We have several months to learn, understand, and become comfortable with the changes coming in the new Mass translation.  I am confident that God has blessed this new translation and the new words will bring me closer to God through the Mass in ways I cannot predict.   It is my prayer that we embrace the new Roman Missal with enthusiasm, to learn more about the Mass and be drawn closer to Christ during this time of implementation.

For more details, explanations and examples on the translation visit the USCCB site – Roman Missal, or Our Sunday Visitor’s The Roman Missal Blog.

Receive New Blog Posts by Email

* indicates required

Connect on Social

Photobucket Photobucket Photobucket Photobucket

Popular posts from this blog

Don’t Leave Facebook for Lent – Take it Over!

  So many Christians leave Facebook, Twitter, Instagram, and other social media channels for their Lenten devotion or fast.  With the purpose of Lent being to rededicate our lives to God and grow in holiness, I understand why so many fast from Facebook, Twitter, Instagram, and more for Lent.  Our social media feeds these days are full of darkness, sadness, and temptation.  They are far from the original purpose of the platforms to bring community together. Pope Benedict said in his message for World Communications Day 2013, “Believers are increasingly aware that, unless the Good News is made known also in the digital world, it may be absent in the experience of many people for whom this existential space is important.”  He continued. “Social networks… also reshape the dynamics of communication which builds relationships.”  This is part of the reason why I dedicate my time to sharing the Good News online.  I believe in my call as a Christian to go and make disciples of ALL NATIONS – eve

Prayer to End the School Year

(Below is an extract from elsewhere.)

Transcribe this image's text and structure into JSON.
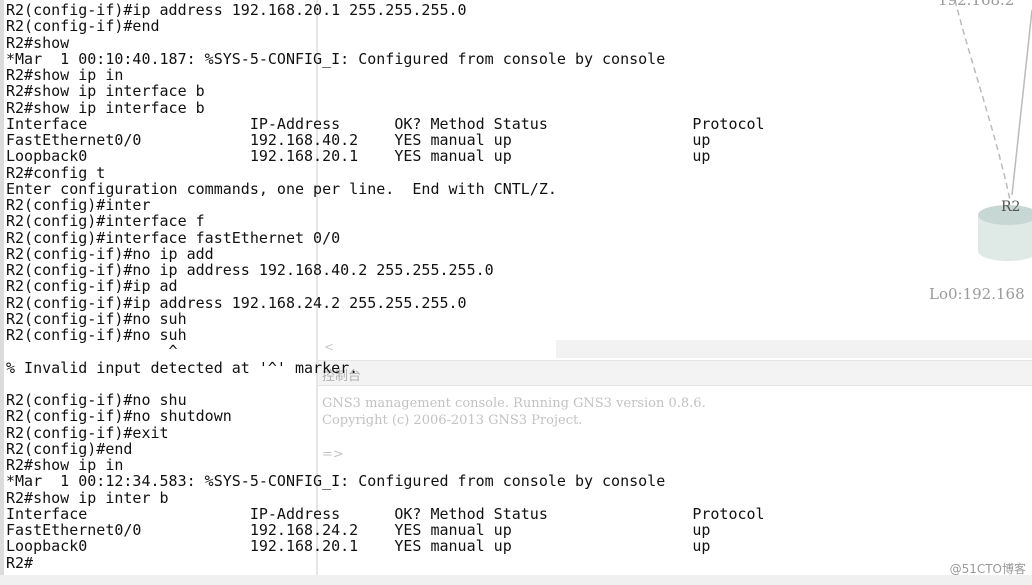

Another school year is coming to an end.  And what a year the 2017-2018 school year was..... The events of the last 9 months have made me not only thankful to see it end but needing to get on my knees to Thank God for many things.  This school year began with Hurricane Harvey hitting our area and ended with the devastating school shooting at nearby Santa Fe High School. In the middle of the crisis around us there were so many beautiful things, events and people that touched and changed our community and family for the better.  Let's just start with the teachers and administrators who have interacted with my kids this year...  A special social studies teacher that made a fast friend out of my geography obsessed daughter, an ELA teacher who slowly won my oldest daughter over with her love of the written word, a soccer trainer who pushed my son harder than he thought he could handle, and then helped him recognize how that hard work paid off.  What about a school nurse who repeated

12 Quotes from St. Teresa of Calcutta

St. Teresa of Calcutta made a deep impression on me as a young girl as I watched her on tv and in news. Who doesn't remember the iconic picture of Mother Teresa with Princess Diana splashed across all magazines, newspapers and news shows?  To me, Saints were people who lived a long time ago, but here she was, a saint in the making.  Mother Teresa was a role model of how to become a Saint in our modern world, by giving her life to God through her dedication to the poor. On her feast day, I want to share with you a few of my favorite quotes from St. Teresa of Calcutta.   Her words are seemingly simple and straightforward but packed with meaning.  My selection comes out of a new favorite book I picked up called, Mother Teresa: Her Essential Wisdom by Carol Kelly-Gangi.  This little book contains hundreds of quotes from St. Teresa of Calcutta centered around specific themes as well as a summary of her biography and quotes about her from others.  "God does not demand that